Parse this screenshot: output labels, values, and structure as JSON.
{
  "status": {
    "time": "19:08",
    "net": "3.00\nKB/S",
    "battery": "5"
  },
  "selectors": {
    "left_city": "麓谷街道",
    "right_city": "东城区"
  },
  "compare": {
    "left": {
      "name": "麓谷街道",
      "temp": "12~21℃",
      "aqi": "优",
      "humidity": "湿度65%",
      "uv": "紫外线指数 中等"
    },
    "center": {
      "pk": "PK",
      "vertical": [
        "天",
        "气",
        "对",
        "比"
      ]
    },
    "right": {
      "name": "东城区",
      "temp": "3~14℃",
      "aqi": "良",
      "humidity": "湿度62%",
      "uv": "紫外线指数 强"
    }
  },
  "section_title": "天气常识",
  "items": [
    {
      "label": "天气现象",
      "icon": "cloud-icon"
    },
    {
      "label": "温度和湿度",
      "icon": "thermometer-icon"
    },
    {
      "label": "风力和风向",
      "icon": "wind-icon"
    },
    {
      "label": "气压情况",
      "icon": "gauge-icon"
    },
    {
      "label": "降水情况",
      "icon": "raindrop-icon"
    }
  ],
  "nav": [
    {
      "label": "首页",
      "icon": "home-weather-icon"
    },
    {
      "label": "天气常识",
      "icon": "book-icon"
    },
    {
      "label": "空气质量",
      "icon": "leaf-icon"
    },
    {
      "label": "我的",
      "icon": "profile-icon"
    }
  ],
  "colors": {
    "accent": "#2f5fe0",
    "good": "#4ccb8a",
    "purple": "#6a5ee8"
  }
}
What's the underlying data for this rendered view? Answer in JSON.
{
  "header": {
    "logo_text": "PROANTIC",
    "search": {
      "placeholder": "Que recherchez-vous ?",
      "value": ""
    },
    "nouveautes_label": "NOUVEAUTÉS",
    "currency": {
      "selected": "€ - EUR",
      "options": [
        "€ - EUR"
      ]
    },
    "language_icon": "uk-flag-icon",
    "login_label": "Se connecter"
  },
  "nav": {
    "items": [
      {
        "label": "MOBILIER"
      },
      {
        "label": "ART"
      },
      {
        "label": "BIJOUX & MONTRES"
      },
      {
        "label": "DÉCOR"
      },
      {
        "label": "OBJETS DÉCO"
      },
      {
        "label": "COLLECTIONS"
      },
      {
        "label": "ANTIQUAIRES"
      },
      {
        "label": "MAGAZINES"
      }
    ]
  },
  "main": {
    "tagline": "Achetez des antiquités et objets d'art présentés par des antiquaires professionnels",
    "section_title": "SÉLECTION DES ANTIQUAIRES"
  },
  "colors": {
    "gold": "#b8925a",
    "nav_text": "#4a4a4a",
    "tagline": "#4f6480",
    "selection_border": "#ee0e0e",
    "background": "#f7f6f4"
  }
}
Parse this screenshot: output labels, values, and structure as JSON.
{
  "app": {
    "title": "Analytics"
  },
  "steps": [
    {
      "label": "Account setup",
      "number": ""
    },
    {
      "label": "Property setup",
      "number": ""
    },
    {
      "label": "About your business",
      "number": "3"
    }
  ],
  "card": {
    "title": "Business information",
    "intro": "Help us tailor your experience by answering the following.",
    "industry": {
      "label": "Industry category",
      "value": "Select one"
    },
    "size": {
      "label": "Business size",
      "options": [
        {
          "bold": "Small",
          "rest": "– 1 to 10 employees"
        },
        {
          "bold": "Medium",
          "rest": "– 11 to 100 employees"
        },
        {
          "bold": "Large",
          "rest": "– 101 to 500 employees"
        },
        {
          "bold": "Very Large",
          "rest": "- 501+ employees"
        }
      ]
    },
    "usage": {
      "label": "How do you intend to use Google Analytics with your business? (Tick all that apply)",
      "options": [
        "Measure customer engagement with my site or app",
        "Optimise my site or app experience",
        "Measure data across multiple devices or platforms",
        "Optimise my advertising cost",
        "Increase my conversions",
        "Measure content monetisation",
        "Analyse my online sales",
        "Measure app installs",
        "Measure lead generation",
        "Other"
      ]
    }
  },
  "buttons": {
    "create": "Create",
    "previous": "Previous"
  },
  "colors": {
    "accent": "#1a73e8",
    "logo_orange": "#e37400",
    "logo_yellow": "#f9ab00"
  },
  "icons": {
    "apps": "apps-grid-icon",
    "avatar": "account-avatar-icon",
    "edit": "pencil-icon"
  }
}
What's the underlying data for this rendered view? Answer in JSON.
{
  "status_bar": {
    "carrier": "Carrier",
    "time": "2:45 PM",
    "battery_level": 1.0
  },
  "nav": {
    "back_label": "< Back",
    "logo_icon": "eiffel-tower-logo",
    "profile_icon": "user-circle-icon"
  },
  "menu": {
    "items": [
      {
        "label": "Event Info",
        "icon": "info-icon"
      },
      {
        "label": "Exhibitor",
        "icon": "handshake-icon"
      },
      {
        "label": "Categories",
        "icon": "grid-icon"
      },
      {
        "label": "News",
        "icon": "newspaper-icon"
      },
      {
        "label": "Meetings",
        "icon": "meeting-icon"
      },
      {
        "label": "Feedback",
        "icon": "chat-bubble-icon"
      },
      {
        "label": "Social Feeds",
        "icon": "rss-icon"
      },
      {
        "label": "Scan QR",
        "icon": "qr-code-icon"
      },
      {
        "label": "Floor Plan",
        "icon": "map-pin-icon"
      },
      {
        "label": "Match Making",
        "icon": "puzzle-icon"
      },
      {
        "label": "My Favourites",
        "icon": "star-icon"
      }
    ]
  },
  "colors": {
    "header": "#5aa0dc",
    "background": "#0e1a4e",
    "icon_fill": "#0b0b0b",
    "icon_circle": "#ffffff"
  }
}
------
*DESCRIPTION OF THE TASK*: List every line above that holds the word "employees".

*ANSWER TO THIS EXERCISE*:
          "rest": "– 1 to 10 employees"
          "rest": "– 11 to 100 employees"
          "rest": "– 101 to 500 employees"
          "rest": "- 501+ employees"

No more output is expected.